L2

200

0

Mem

Working set size (bytes)

Stride (words)

optimizations for the memory hierarchy
Optimizations for the Memory Hierarchy
  • Write code that has locality
    • Spatial: access data contiguously
    • Temporal: make sure access to the same data is not too far apart in time
  • How to achieve?
    • Proper choice of algorithm
    • Loop transformations
  • Cache versus register-level optimization:
    • In both cases locality desirable
    • Register space much smaller + requires scalar replacement to exploit temporal locality
    • Register level optimizations include exhibiting instruction level parallelism (conflicts with locality)
example matrix multiplication
Example: Matrix Multiplication

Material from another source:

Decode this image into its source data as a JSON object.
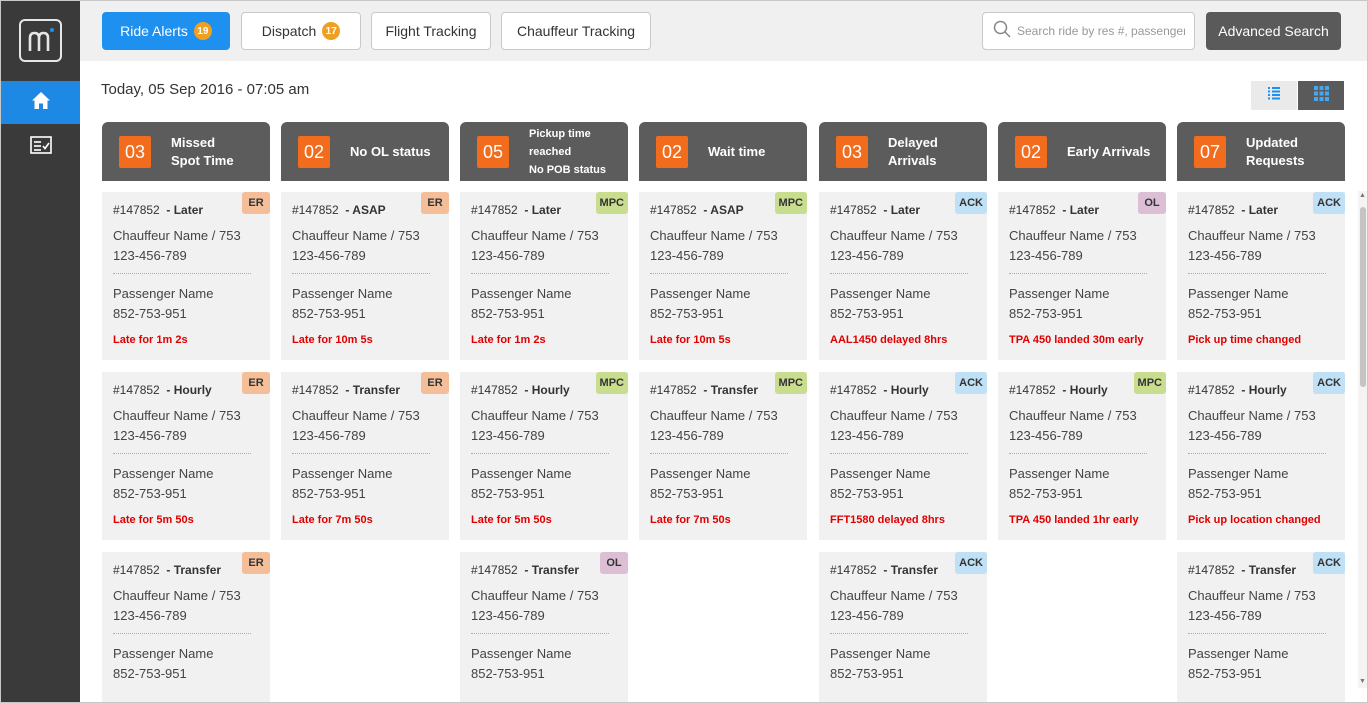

c = (double *) calloc(sizeof(double), n*n);

/* Multiply n x n matrices a and b */

void mmm(double *a, double *b, double *c, int n) {

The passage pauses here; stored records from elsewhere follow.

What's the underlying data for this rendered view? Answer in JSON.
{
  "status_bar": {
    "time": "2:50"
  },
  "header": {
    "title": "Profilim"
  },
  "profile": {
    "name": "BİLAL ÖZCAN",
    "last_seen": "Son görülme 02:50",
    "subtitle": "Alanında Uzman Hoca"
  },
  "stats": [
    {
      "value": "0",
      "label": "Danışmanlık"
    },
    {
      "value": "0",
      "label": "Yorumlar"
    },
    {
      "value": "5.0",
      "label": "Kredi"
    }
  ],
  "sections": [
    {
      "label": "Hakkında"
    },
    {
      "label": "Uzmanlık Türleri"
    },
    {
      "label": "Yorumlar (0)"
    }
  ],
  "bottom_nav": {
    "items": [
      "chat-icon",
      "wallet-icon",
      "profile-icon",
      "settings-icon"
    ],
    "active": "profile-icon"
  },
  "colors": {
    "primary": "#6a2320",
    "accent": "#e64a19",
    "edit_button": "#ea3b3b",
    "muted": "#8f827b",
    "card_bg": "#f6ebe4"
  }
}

inti, j, k;

for (i = 0; i < n; i++)

for (j = 0; j < n; j++)

for (k = 0; k < n; k++)

c[i*n + j] += a[i*n + k]*b[k*n + j];

}

j

c

a

b

=

*

i

cache miss analysis
Cache Miss Analysis
  • Assume:
    • Matrix elements are doubles
    • Cache block = 8 doubles
    • Cache size C << n (much smaller than n)
  • First iteration:
    • n/8 + n = 9n/8 misses(omitting matrix c)
    • Afterwards in cache:(schematic)

n

=

*

=

*

8 wide

cache miss analysis1
Cache Miss Analysis
  • Assume:
    • Matrix elements are doubles
    • Cache block = 8 doubles
    • Cache size C << n (much smaller than n)
  • Other iterations:
    • Again:n/8 + n = 9n/8 misses(omitting matrix c)
  • Total misses:
    • 9n/8 * n2 = (9/8) * n3

n

=

*

8 wide

blocked matrix multiplication
Blocked Matrix Multiplication

c = (double *) calloc(sizeof(double), n*n);

/* Multiply n x n matrices a and b */

void mmm(double *a, double *b, double *c, int n) {

inti, j, k;

for (i= 0; i< n; i+=B)

for (j = 0; j < n; j+=B)

for (k = 0; k < n; k+=B)

/* B x B mini matrix multiplications */

for (i1 = i; i1 < i+B; i++)

for (j1 = j; j1 < j+B; j++)

for (k1 = k; k1 < k+B; k++)

c[i1*n + j1] += a[i1*n + k1]*b[k1*n + j1];

}

j1

c

a

b

c

=

+

*

i1

Block size B x B

cache miss analysis2
Cache Miss Analysis
  • Assume:
    • Cache block = 8 doubles
    • Cache size C << n (much smaller than n)
    • Four blocks fit into cache: 4B2 < C
  • First (block) iteration:
    • B2/8 misses for each block
    • 2n/B * B2/8 = nB/4(omitting matrix c)
    • Afterwards in cache(schematic)

n/B blocks

=

*

Block size B x B

=

*

cache miss analysis3
Cache Miss Analysis
  • Assume:
    • Cache block = 8 doubles
    • Cache size C << n (much smaller than n)
    • Three blocks fit into cache: 3B2 < C
  • Other (block) iterations:
    • Same as first iteration
    • 2n/B * B2/8 = nB/4
  • Total misses:
    • nB/4 * (n/B)2 = n3/(4B)

n/B blocks

=

*

Block size B x B

summary
Summary
  • No blocking: (9/8) * n3
  • Blocking: 1/(4B) * n3
  • If B = 8 difference is 4 * 8 * 9 / 8 = 36x
  • If B = 16 difference is 4 * 16 * 9 / 8 = 72x
  • Suggests largest possible block size B, but limit 4B2 < C!(can possibly be relaxed a bit, but there is a limit for B)
  • Reason for dramatic difference:
    • Matrix multiplication has inherent temporal locality:
      • Input data: 3n2, computation 2n3
      • Every array elements used O(n) times!
    • But program has to be written properly